Induction and expansion of immunoregulatory macrophages in mice bearing a murine mammary adenocarcinoma
Date of Award
Doctor of Philosophy (Ph.D.)
Microbiology and Immunology
First Committee Member
Diana M. Lopez, Committee Chair
Using an immunogenic non-metastatic murine mammary adenocarcinoma (D1-DMBA-3) induced in BALB/c mice by dimethylbenzathracene, it was found that splenocytes from tumor bearers have depressed lymphocyte responses to mitogens and antigens, including tumor associated antigens (TAA). In addition, decreased levels of natural killer and T cell cytotoxic activities were observed in the tumor bearing mice. Macrophages from tumor bearing mice appear to be responsible for the suppression of T and D cell responses to Con A, LPS and TAA observed in tumor bearers. These macrophages also lose the capacity to lyse several tumor cell lines.Increased levels of macrophage progenitors have been observed in blood, bone marrow, lung and liver after tumor implantation.

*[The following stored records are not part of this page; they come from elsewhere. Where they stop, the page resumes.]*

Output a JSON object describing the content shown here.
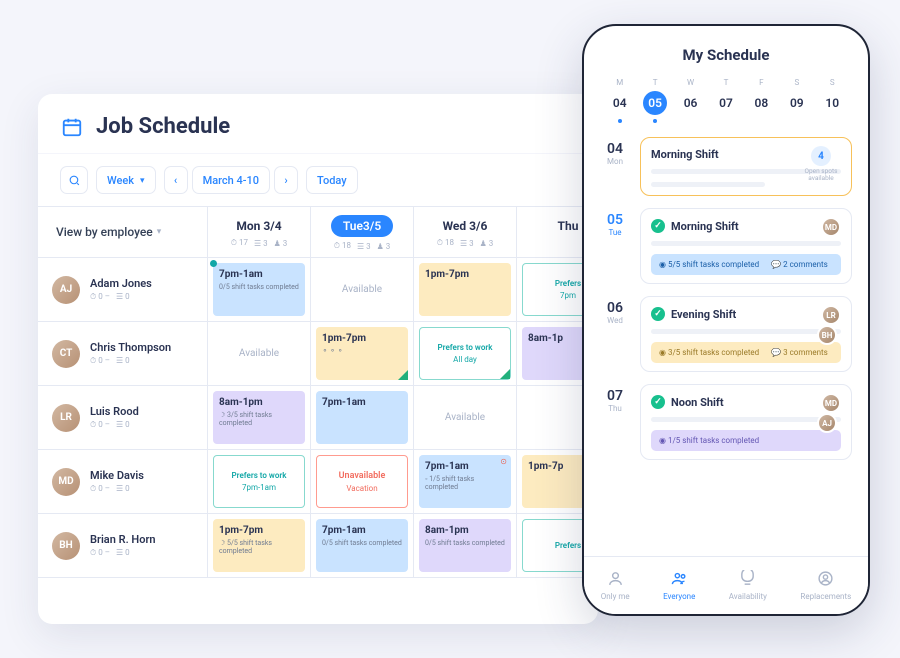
{
  "desktop": {
    "title": "Job Schedule",
    "toolbar": {
      "range_mode": "Week",
      "range_label": "March 4-10",
      "today": "Today"
    },
    "view_by": "View by employee",
    "columns": [
      {
        "label": "Mon 3/4",
        "stats": {
          "hours": "17",
          "jobs": "3",
          "people": "3"
        },
        "active": false
      },
      {
        "label": "Tue3/5",
        "stats": {
          "hours": "18",
          "jobs": "3",
          "people": "3"
        },
        "active": true
      },
      {
        "label": "Wed 3/6",
        "stats": {
          "hours": "18",
          "jobs": "3",
          "people": "3"
        },
        "active": false
      },
      {
        "label": "Thu",
        "stats": {
          "hours": "",
          "jobs": "",
          "people": ""
        },
        "active": false
      }
    ],
    "employees": [
      {
        "name": "Adam Jones",
        "initials": "AJ",
        "stats": [
          "0 –",
          "☰ 0"
        ]
      },
      {
        "name": "Chris Thompson",
        "initials": "CT",
        "stats": [
          "0 –",
          "☰ 0"
        ]
      },
      {
        "name": "Luis Rood",
        "initials": "LR",
        "stats": [
          "0 –",
          "☰ 0"
        ]
      },
      {
        "name": "Mike Davis",
        "initials": "MD",
        "stats": [
          "0 –",
          "☰ 0"
        ]
      },
      {
        "name": "Brian R. Horn",
        "initials": "BH",
        "stats": [
          "0 –",
          "☰ 0"
        ]
      }
    ],
    "cells": [
      [
        {
          "type": "shift",
          "color": "blue",
          "time": "7pm-1am",
          "tasks": "0/5 shift tasks completed",
          "dot": true
        },
        {
          "type": "avail",
          "label": "Available"
        },
        {
          "type": "shift",
          "color": "yellow",
          "time": "1pm-7pm"
        },
        {
          "type": "pref",
          "l1": "Prefers",
          "l2": "7pm"
        }
      ],
      [
        {
          "type": "avail",
          "label": "Available"
        },
        {
          "type": "shift",
          "color": "yellow",
          "time": "1pm-7pm",
          "tasks": "⚬ ⚬ ⚬",
          "tri": true
        },
        {
          "type": "pref",
          "l1": "Prefers to work",
          "l2": "All day",
          "tri": true
        },
        {
          "type": "shift",
          "color": "purple",
          "time": "8am-1p"
        }
      ],
      [
        {
          "type": "shift",
          "color": "purple",
          "time": "8am-1pm",
          "tasks": "☽ 3/5 shift tasks completed"
        },
        {
          "type": "shift",
          "color": "blue",
          "time": "7pm-1am"
        },
        {
          "type": "avail",
          "label": "Available"
        },
        {
          "type": "empty"
        }
      ],
      [
        {
          "type": "pref",
          "l1": "Prefers to work",
          "l2": "7pm-1am"
        },
        {
          "type": "unavail",
          "l1": "Unavailable",
          "l2": "Vacation"
        },
        {
          "type": "shift",
          "color": "blue",
          "time": "7pm-1am",
          "tasks": "◦ 1/5 shift tasks completed",
          "warn": true
        },
        {
          "type": "shift",
          "color": "yellow",
          "time": "1pm-7p"
        }
      ],
      [
        {
          "type": "shift",
          "color": "yellow",
          "time": "1pm-7pm",
          "tasks": "☽ 5/5 shift tasks completed"
        },
        {
          "type": "shift",
          "color": "blue",
          "time": "7pm-1am",
          "tasks": "0/5 shift tasks completed"
        },
        {
          "type": "shift",
          "color": "purple",
          "time": "8am-1pm",
          "tasks": "0/5 shift tasks completed"
        },
        {
          "type": "pref",
          "l1": "Prefers"
        }
      ]
    ]
  },
  "mobile": {
    "title": "My Schedule",
    "weekdays": [
      {
        "d": "M",
        "n": "04",
        "active": false,
        "hasdot": true
      },
      {
        "d": "T",
        "n": "05",
        "active": true,
        "hasdot": true
      },
      {
        "d": "W",
        "n": "06",
        "active": false,
        "hasdot": false
      },
      {
        "d": "T",
        "n": "07",
        "active": false,
        "hasdot": false
      },
      {
        "d": "F",
        "n": "08",
        "active": false,
        "hasdot": false
      },
      {
        "d": "S",
        "n": "09",
        "active": false,
        "hasdot": false
      },
      {
        "d": "S",
        "n": "10",
        "active": false,
        "hasdot": false
      }
    ],
    "days": [
      {
        "num": "04",
        "dow": "Mon",
        "active": false,
        "highlight": true,
        "card": {
          "title": "Morning Shift",
          "right": {
            "type": "badge",
            "num": "4",
            "cap": "Open spots available"
          }
        }
      },
      {
        "num": "05",
        "dow": "Tue",
        "active": true,
        "card": {
          "title": "Morning Shift",
          "tick": true,
          "right": {
            "type": "avatars",
            "list": [
              "MD"
            ]
          },
          "bar": {
            "color": "blue",
            "left": "5/5 shift tasks completed",
            "right": "2 comments"
          }
        }
      },
      {
        "num": "06",
        "dow": "Wed",
        "active": false,
        "card": {
          "title": "Evening Shift",
          "tick": true,
          "right": {
            "type": "avatars",
            "list": [
              "LR",
              "BH"
            ]
          },
          "bar": {
            "color": "yellow",
            "left": "3/5 shift tasks completed",
            "right": "3 comments"
          }
        }
      },
      {
        "num": "07",
        "dow": "Thu",
        "active": false,
        "card": {
          "title": "Noon Shift",
          "tick": true,
          "right": {
            "type": "avatars",
            "list": [
              "MD",
              "AJ"
            ]
          },
          "bar": {
            "color": "purple",
            "left": "1/5 shift tasks completed"
          }
        }
      }
    ],
    "nav": [
      {
        "id": "only-me",
        "label": "Only me",
        "active": false
      },
      {
        "id": "everyone",
        "label": "Everyone",
        "active": true
      },
      {
        "id": "availability",
        "label": "Availability",
        "active": false
      },
      {
        "id": "replacements",
        "label": "Replacements",
        "active": false
      }
    ]
  }
}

In addition, a significant enhancement of colony stimulating activity (CSA) of the granulocyte-macrophage lineage was detected in the sera from tumor bearing mice. A cell line established in vitro from the D1-DMBA-3 in vivo tumor produces high levels of a factor with CSA. Partial purification of the CSA from the tumor cell line supernatants using CentriCell ultrafiltration and Sephacryl S-300 chromatography revealed that the m.w. of the colony-stimulating factor (CSF) is 30-35,000 kD. CSA from tumor cell supernatants can be neutralized by anti serum to granulocyte-macrophage CSF (GM-CSF) but not with anti macrophage-CSF or anti granulocyte-CSF. Northern and Western blot analyses further confirmed that the tumor constitutively expresses and releases GM-CSF. Macrophages from bone marrow or spleen cells from normal mice cultured with tumor supernatant or rGM-CSF for 3-5 days strongly inhibit normal splenocyte responses to Con A and LPS. In addition, macrophages cultured with tumor supernatants or rGM-CSF reduce their capacity to lyse tumor. Daily i.p. injections for 3 weeks of 10,000 units of rGM-CSF into normal mice induced hemopoietic and immunologic alterations similar to those observed in tumor bearers. Tumor-derived GM-CSF stimulated endothelial cells to exhibit increased leukocyte binding, which may in turn influence leukocyte trafficking into the tumor. These data indicate that GM-CSF plays multiple roles in the regulation of the development, distribution, and function of leukocytes both in peripheral organs and within the tumor which leads to enhancement of tumor growth.
Biology, Cell; Health Sciences, Pathology; Health Sciences, Immunology
Fu, Yang-Xin, "Induction and expansion of immunoregulatory macrophages in mice bearing a murine mammary adenocarcinoma" (1990). Dissertations from ProQuest. 2892.